Need in Tanzania
Tanzania has been independent from British rule since 1961 and is the only East Africa country to have achieved long-term peace.  This is largely attributed to ‘Mwalimu’ (Teacher) Julius Nyerere, the first President, and his socialist policies that united the nation.
However, in spite of its unity, Tanzania remains one of the least developed countries in the world.  Ranking 152 out of 187 in the UN’s Human Development Index[1], it faces significant problems across the whole spectrum of development issues.  67.9% of the population live on less than $1.25; only 2.35% of 17 year olds graduate with the grades needed for tertiary education; and 55% of women believe that wife-beating is justifiable under certain circumstances.
Within this context there are numerous needs that must be met to achieve development, ranging from the basic to the very complex.  These must be met by numerous players, ranging from the Tanzanian and international governments to the private sector and civil society.
Rotary Club of Dar es Salaam Oyster Bay’s unique position to meet this need
Rotary International is a global movement of individuals that are passionate to putting ‘service above self’.  Frequently they are senior in their chosen professions and influential members of society.  As such, Rotary has the passion, commitment and talents needed to meet needs at a community and global level.
The Rotary Club of Dar es Salaam Oyster Bay (affectionately known as ‘JOyster Bay’ to its members) is one of the premier clubs in East Africa, both in terms of size and accolades.  We are a diverse club ranging from members in their mid-20s to those retired, and with many nationalities regularly present at our weekly meetings.  Since our establishment we have demonstrated a consistent track record with our service projects.  This includes our Community Health Initiative (CHI), hitherto our annual flagship project, which provides a free health care day to rural, disadvantaged communities.  In addition, we have been involved as an implementing partner in several Global Grants.

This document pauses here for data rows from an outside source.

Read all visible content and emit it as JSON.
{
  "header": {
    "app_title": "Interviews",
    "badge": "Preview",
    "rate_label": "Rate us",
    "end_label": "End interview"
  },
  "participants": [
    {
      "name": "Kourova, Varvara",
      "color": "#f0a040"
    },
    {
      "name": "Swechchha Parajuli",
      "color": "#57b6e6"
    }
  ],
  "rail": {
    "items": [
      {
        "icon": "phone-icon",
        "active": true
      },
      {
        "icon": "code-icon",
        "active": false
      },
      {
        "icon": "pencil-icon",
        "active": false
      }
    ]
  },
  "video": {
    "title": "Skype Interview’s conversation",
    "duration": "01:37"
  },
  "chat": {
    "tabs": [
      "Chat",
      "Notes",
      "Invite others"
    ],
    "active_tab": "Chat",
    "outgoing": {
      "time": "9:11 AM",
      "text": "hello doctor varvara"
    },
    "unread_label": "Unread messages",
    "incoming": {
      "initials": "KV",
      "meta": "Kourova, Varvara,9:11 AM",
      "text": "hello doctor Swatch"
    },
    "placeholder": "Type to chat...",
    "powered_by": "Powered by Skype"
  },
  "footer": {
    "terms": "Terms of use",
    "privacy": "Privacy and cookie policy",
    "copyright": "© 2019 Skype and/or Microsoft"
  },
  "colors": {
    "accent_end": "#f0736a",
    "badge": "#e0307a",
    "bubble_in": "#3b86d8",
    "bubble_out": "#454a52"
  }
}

With this track record behind us, this Rotary year we are anxious to capitalise on our experience, members, and connections and ‘do more’.  This Rotary year we have set ourselves the challenge to address need in each one of Rotary’s six focal areas in a meaningful and measurable way.  This would not be possible without the strong Club we have behind the goals, and we are confident that although ambitious, these are obtainable.
[1] The HDI takes into account health, education, income, inequality, poverty, gender, sustainability, demography, composite indices, innovation and technology, trade, economy